"A lot of the fires that go bad are attributed to lack of training, lack of preparedness on the crew or equipment issues," Lee explained. "With that said, even with the best trained crews, the best equipment things can still go pretty badly on board a vessel. In this particular case the crew was very successful and I think a lot of it has to do with partnering they had going on with the other vessels in the area."

That partnering was no coincidence. Vagen has been fishing in Alaskan waters on factory trawlers since he came to Alaska from Norway with Rotset in 1980.

"Olaf had so many of our companion ships in the area that we knew we could get lots of help if we needed it," Rotset explained. "It was a heck of a team effort. It could have never been done without the support we got from the other ships."

At about midnight the Coast Guard Cutter Alex Haley arrived and found the Pacific Glacier surrounded by support vessels. An HH-65 Dolphin helicopter from the Alex Haley had previously been monitoring the situation as well as an HC-130 Hercules airplane from Coast Guard Air Station Kodiak. An additional MH-60 Jayhawk helicopter was launched from St. Paul Island to the northwest. Although the Coast Guard had arrived, Vagen was not ready to abandon the vessel.

"We had a limit," Vagen said. "So long as we were able to contain the fire on the two lower decks we figured we could fight. If it was expanding to the next deck level we would probably decide to call it."

As a master of a vessel the size of the Pacific Glacier, Vagen holds a masters license and is no stranger to the stringent requirements for equipment, training and drills. Training and continued practice is the third step that historically has shown to make all the difference.

"All of the successful search and rescues that we've had, and the mariners who have survived all the different groundings and sinkings around Kodiak this year, the success of those folks surviving has come back to their training," Lee noted. "If they keep their training up, chances are their going to do okay when a particular event pops up."

Vagen expressed his full confidence in the ability of his crew and confessed that training is obvious, but after the fire it is more obvious than before.
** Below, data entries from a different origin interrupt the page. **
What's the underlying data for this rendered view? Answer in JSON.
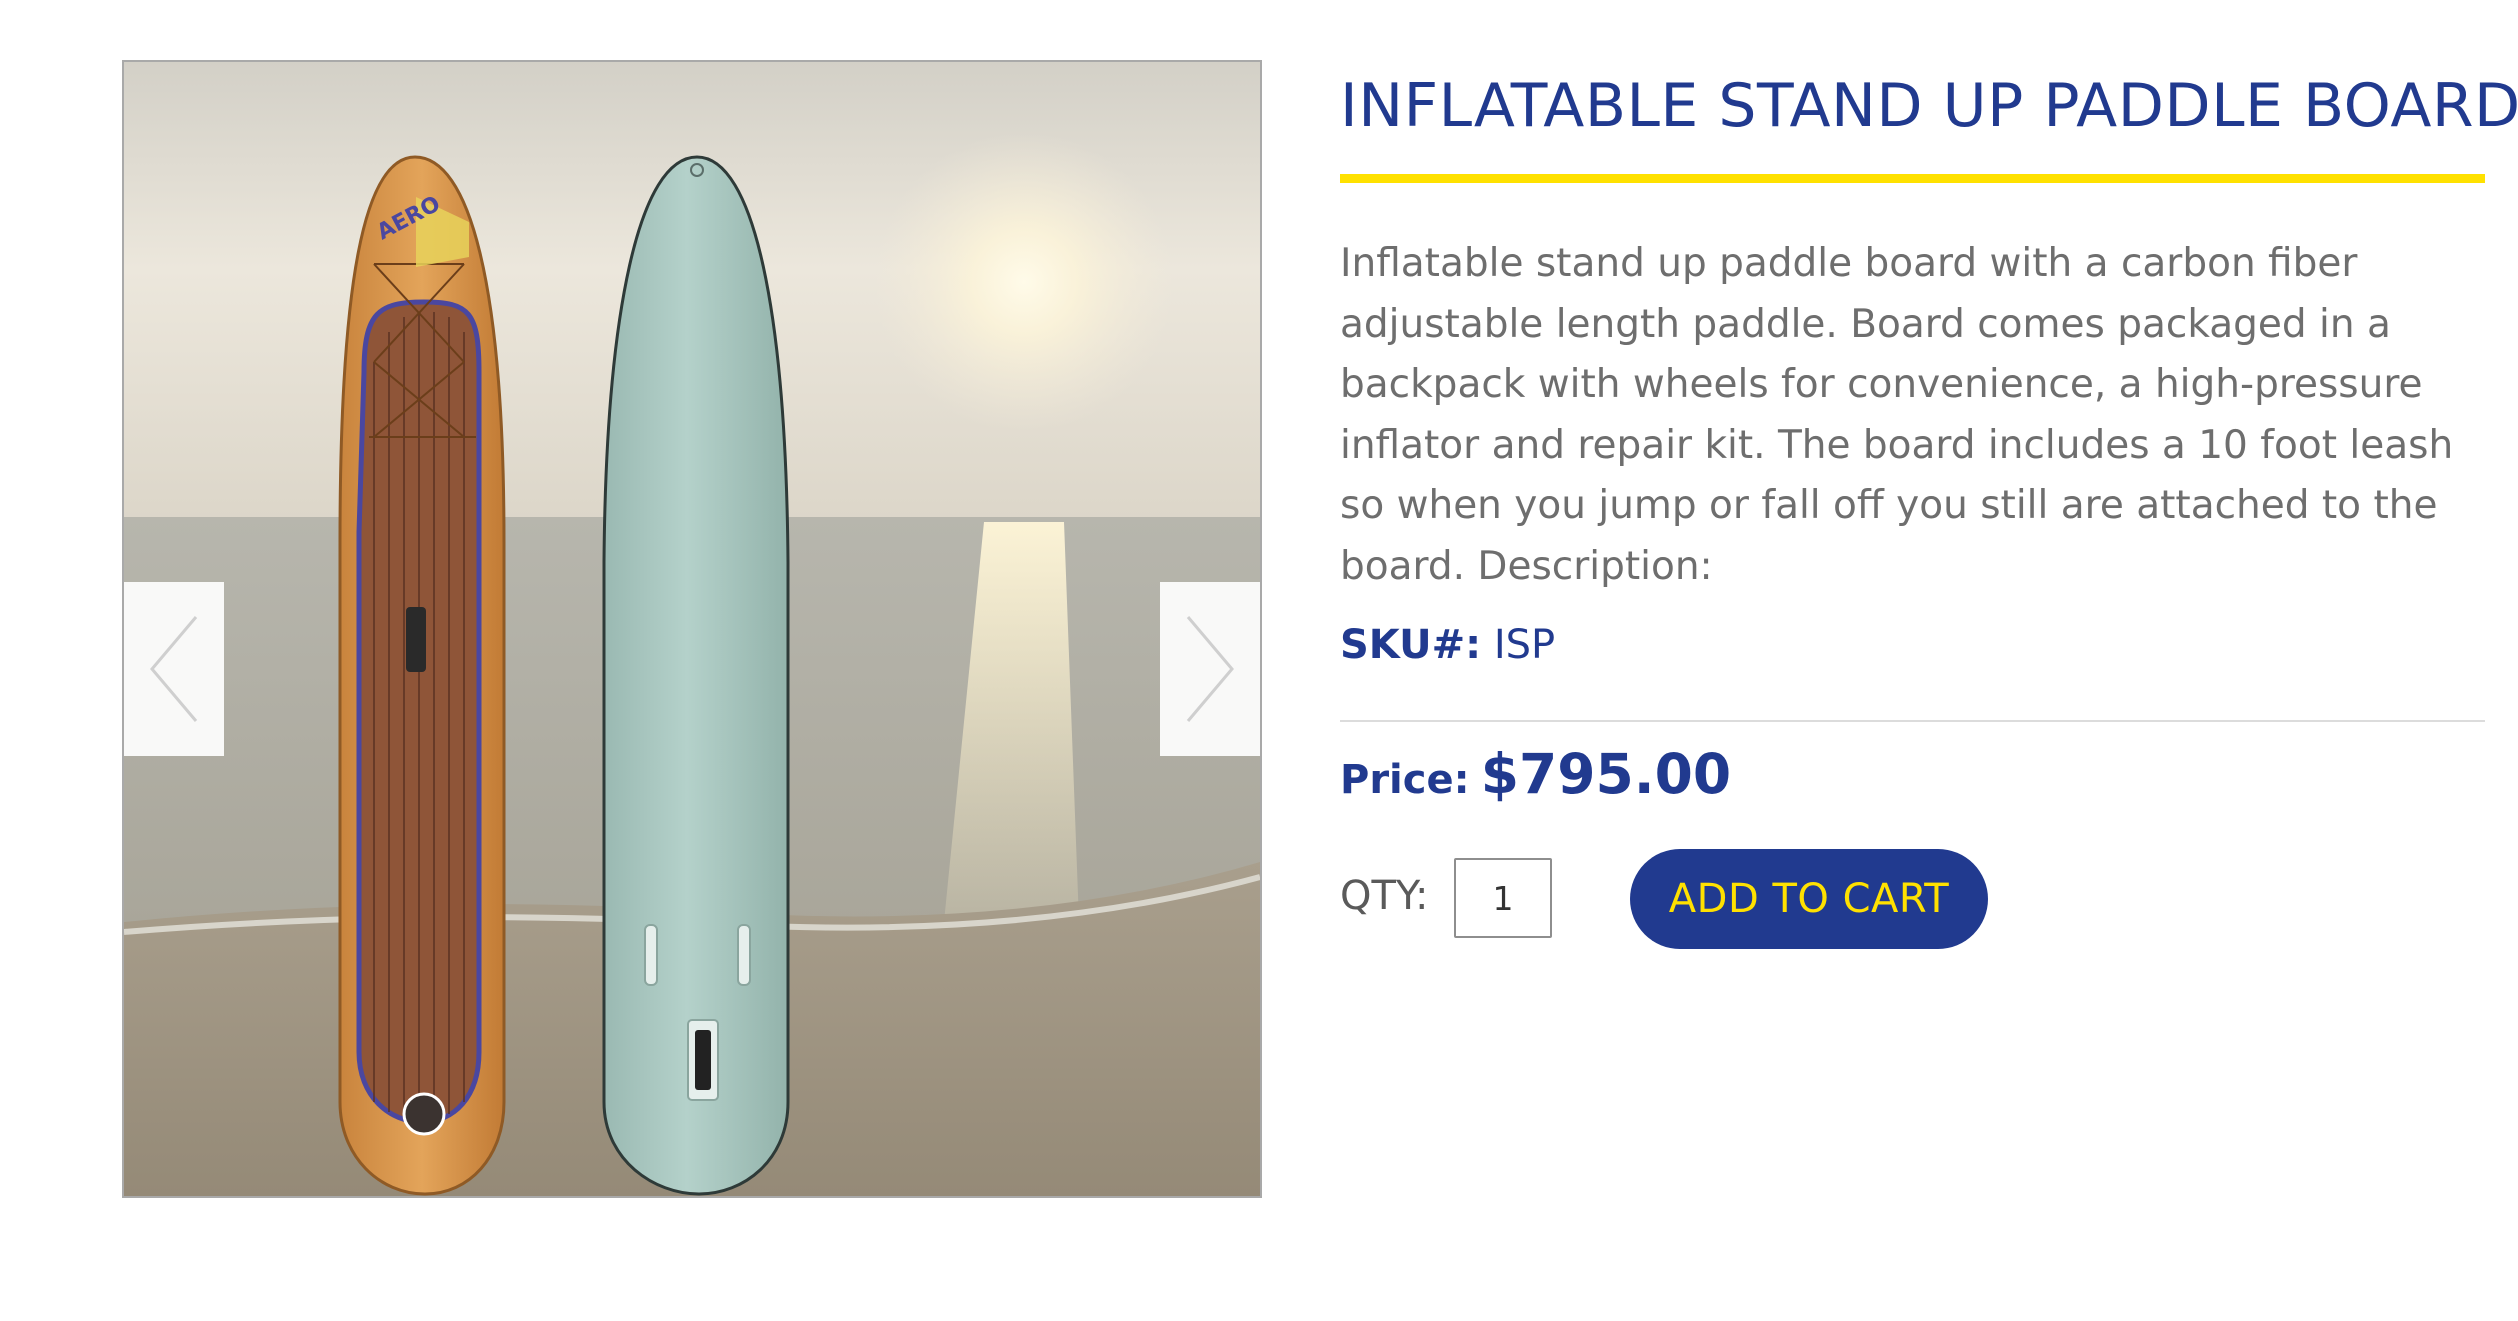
{
  "product": {
    "title": "INFLATABLE STAND UP PADDLE BOARD",
    "description": "Inflatable stand up paddle board with a carbon fiber adjustable length paddle. Board comes packaged in a backpack with wheels for convenience, a high-pressure inflator and repair kit. The board includes a 10 foot leash so when you jump or fall off you still are attached to the board. Description:",
    "sku_label": "SKU#:",
    "sku_value": "ISP",
    "price_label": "Price:",
    "price_value": "$795.00",
    "qty_label": "QTY:",
    "qty_value": "1",
    "add_to_cart_label": "ADD TO CART",
    "board_logo": "AERO"
  },
  "gallery": {
    "prev_icon": "chevron-left-icon",
    "next_icon": "chevron-right-icon"
  },
  "colors": {
    "brand_blue": "#213a8f",
    "accent_yellow": "#ffe100",
    "body_text": "#6e6e6e"
  }
}
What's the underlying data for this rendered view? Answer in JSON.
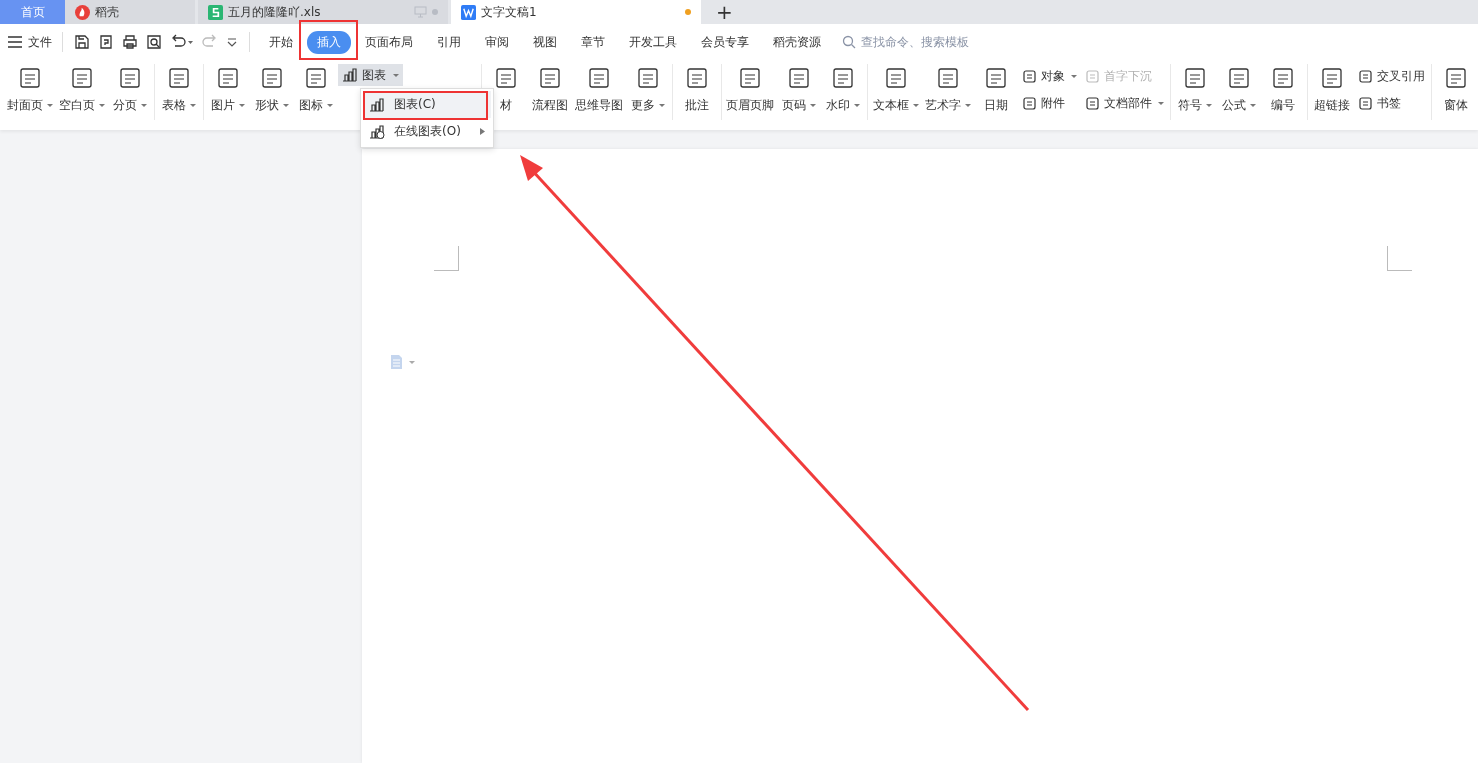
{
  "doc_tabs": [
    {
      "label": "首页",
      "kind": "home",
      "selected": false
    },
    {
      "label": "稻壳",
      "kind": "docer",
      "selected": false
    },
    {
      "label": "五月的隆隆吖.xls",
      "kind": "sheet",
      "selected": false
    },
    {
      "label": "文字文稿1",
      "kind": "doc",
      "selected": true
    },
    {
      "label": "+",
      "kind": "add",
      "selected": false
    }
  ],
  "menu": {
    "file": "文件",
    "tabs": [
      {
        "label": "开始",
        "selected": false
      },
      {
        "label": "插入",
        "selected": true
      },
      {
        "label": "页面布局",
        "selected": false
      },
      {
        "label": "引用",
        "selected": false
      },
      {
        "label": "审阅",
        "selected": false
      },
      {
        "label": "视图",
        "selected": false
      },
      {
        "label": "章节",
        "selected": false
      },
      {
        "label": "开发工具",
        "selected": false
      },
      {
        "label": "会员专享",
        "selected": false
      },
      {
        "label": "稻壳资源",
        "selected": false
      }
    ],
    "search": {
      "placeholder": "查找命令、搜索模板"
    }
  },
  "ribbon": [
    [
      {
        "kind": "large",
        "label": "封面页",
        "dropdown": true
      },
      {
        "kind": "large",
        "label": "空白页",
        "dropdown": true
      },
      {
        "kind": "large",
        "label": "分页",
        "dropdown": true
      }
    ],
    [
      {
        "kind": "large",
        "label": "表格",
        "dropdown": true
      }
    ],
    [
      {
        "kind": "large",
        "label": "图片",
        "dropdown": true
      },
      {
        "kind": "large",
        "label": "形状",
        "dropdown": true
      },
      {
        "kind": "large",
        "label": "图标",
        "dropdown": true
      },
      {
        "kind": "compact",
        "label": "图表",
        "dropdown": true,
        "selected": true
      }
    ],
    [
      {
        "kind": "large",
        "label": "材",
        "dropdown": false
      },
      {
        "kind": "large",
        "label": "流程图",
        "dropdown": false
      },
      {
        "kind": "large",
        "label": "思维导图",
        "dropdown": false
      },
      {
        "kind": "large",
        "label": "更多",
        "dropdown": true
      }
    ],
    [
      {
        "kind": "large",
        "label": "批注",
        "dropdown": false
      }
    ],
    [
      {
        "kind": "large",
        "label": "页眉页脚",
        "dropdown": false
      },
      {
        "kind": "large",
        "label": "页码",
        "dropdown": true
      },
      {
        "kind": "large",
        "label": "水印",
        "dropdown": true
      }
    ],
    [
      {
        "kind": "large",
        "label": "文本框",
        "dropdown": true
      },
      {
        "kind": "large",
        "label": "艺术字",
        "dropdown": true
      },
      {
        "kind": "large",
        "label": "日期",
        "dropdown": false
      },
      {
        "kind": "stack",
        "items": [
          {
            "label": "对象",
            "dropdown": true,
            "disabled": false
          },
          {
            "label": "附件",
            "dropdown": false,
            "disabled": false
          }
        ]
      },
      {
        "kind": "stack",
        "items": [
          {
            "label": "首字下沉",
            "dropdown": false,
            "disabled": true
          },
          {
            "label": "文档部件",
            "dropdown": true,
            "disabled": false
          }
        ]
      }
    ],
    [
      {
        "kind": "large",
        "label": "符号",
        "dropdown": true
      },
      {
        "kind": "large",
        "label": "公式",
        "dropdown": true
      },
      {
        "kind": "large",
        "label": "编号",
        "dropdown": false
      }
    ],
    [
      {
        "kind": "large",
        "label": "超链接",
        "dropdown": false
      },
      {
        "kind": "stack",
        "items": [
          {
            "label": "交叉引用",
            "dropdown": false,
            "disabled": false
          },
          {
            "label": "书签",
            "dropdown": false,
            "disabled": false
          }
        ]
      }
    ],
    [
      {
        "kind": "large",
        "label": "窗体",
        "dropdown": false
      }
    ]
  ],
  "chart_menu": [
    {
      "label": "图表(C)",
      "selected": true,
      "submenu": false
    },
    {
      "label": "在线图表(O)",
      "selected": false,
      "submenu": true
    }
  ]
}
To mariners Vagen advised, "Take all the training and all the repeating drills seriously. You'll never be quite ready for it but it will make you more prepared."

By 6 a.m., the fire was out. Crews had fought for nearly 12 hours through the night and saved the ship. The fire had spread on the port side, from stern to amidships, consuming crew berthing and galley spaces, destroying two decks in the process. Despite the destruction there was a sense of accomplishment among the crew.

"We felt great and I think the whole fleet felt great," Rotset explained. "We were beat but we came out of it. We still had a long run to go to town so we had fire watches ready to go. It was a long tiring ordeal but we came out of it with the boat and everybody was intact."

The Pacific Glacier was able to make its way to Dutch Harbor under its own power, escorted by the Alex Haley. Although the fire is believed to have started in a laundry room, conclusive evidence is pending completion of an investigation by Coast Guard Sector Anchorage. While we will have to wait for the cause of the fire, the fishing community is already examining how they can improve their firefighting techniques.

"A lot of the other boats are already talking about this," Rotset explained. "They are all saying they are starting to think a few different things when they saw what was going on. Hopefully something good will come out of it."